“It was difficult to walk away from the game because it never ends on your terms,” George said, sharing parts of his speech. “The NFL stands for ‘Not For Long.’ You have to prepare yourself for the end game, the end of your career whether you play two, three, five, 15 or 20 years.
“You are still a young man when you leave the game so it behooves you to think outside the game about businesses, other passions because if you get caught and attached to that identity then you are asking for trouble,” he said. “You are always looking back to what you had and always trying to get back to the top of the mountain, to a level you can never obtain — but you have to realize there is always another mountain to climb, another journey that is worthwhile.”
He said professional athletes need to realize they already possess the blueprint for success — “you just have to change it around for the rules of a different game and do your best in that.”
Clad in a dark grey suit with light blue pinstripes and a white shirt, George provided some advice for today’s student-athletes, similar to athletes in their prime.
“I would definitely tell today student-athletes to think about your end game in terms of your entire life and not just the athletics,” George said, glancing around the media center. “Being 15, 16 and 17, all you see is the next step, getting to college and going professional and making $100 million and be set for life — and that is not true and you really don’t want to stop at that, you want the ambition to move forward.
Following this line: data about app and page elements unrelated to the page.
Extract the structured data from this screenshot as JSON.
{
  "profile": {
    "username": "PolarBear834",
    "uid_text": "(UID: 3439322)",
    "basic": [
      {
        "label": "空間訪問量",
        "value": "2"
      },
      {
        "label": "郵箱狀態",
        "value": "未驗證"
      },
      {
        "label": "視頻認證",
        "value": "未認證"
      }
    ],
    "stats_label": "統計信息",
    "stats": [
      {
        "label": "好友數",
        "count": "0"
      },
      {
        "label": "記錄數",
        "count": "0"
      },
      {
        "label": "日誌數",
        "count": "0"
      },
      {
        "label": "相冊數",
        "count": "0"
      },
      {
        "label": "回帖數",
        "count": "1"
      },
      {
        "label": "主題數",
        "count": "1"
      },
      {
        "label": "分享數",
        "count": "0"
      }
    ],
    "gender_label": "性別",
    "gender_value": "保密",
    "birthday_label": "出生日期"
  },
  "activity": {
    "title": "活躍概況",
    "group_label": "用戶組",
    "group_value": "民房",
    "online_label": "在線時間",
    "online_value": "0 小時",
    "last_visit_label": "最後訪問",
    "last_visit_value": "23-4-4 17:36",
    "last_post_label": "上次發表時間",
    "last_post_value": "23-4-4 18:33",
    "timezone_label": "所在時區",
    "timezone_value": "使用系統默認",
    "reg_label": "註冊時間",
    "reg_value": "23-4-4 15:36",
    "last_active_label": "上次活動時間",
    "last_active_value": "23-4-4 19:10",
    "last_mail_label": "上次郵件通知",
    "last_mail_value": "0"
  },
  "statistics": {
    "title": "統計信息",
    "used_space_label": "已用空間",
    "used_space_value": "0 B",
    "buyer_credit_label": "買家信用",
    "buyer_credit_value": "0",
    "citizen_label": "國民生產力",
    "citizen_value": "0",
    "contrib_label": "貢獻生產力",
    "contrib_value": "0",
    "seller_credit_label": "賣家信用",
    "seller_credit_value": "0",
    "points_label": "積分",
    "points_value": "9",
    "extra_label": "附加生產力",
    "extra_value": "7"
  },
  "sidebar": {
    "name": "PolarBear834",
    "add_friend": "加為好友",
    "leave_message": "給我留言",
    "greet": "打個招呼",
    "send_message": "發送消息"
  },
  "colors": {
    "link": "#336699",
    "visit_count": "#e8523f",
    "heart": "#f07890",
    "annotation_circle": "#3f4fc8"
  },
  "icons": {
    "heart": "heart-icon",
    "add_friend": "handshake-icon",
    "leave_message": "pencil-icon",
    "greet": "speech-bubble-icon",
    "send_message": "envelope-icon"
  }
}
“It best serves them to live life and to experience all they can experience whether it is the arts, whether it is business, whether it is sports — whatever it might be outside of that, to really open up their minds and to explore that,” he said. “It is important that you diversify yourself because you were not put on this Earth just to run a football, shoot a basketball, throw a baseball or play golf — your purpose is higher and the work is how do you find that purpose and align yourself with that purpose.”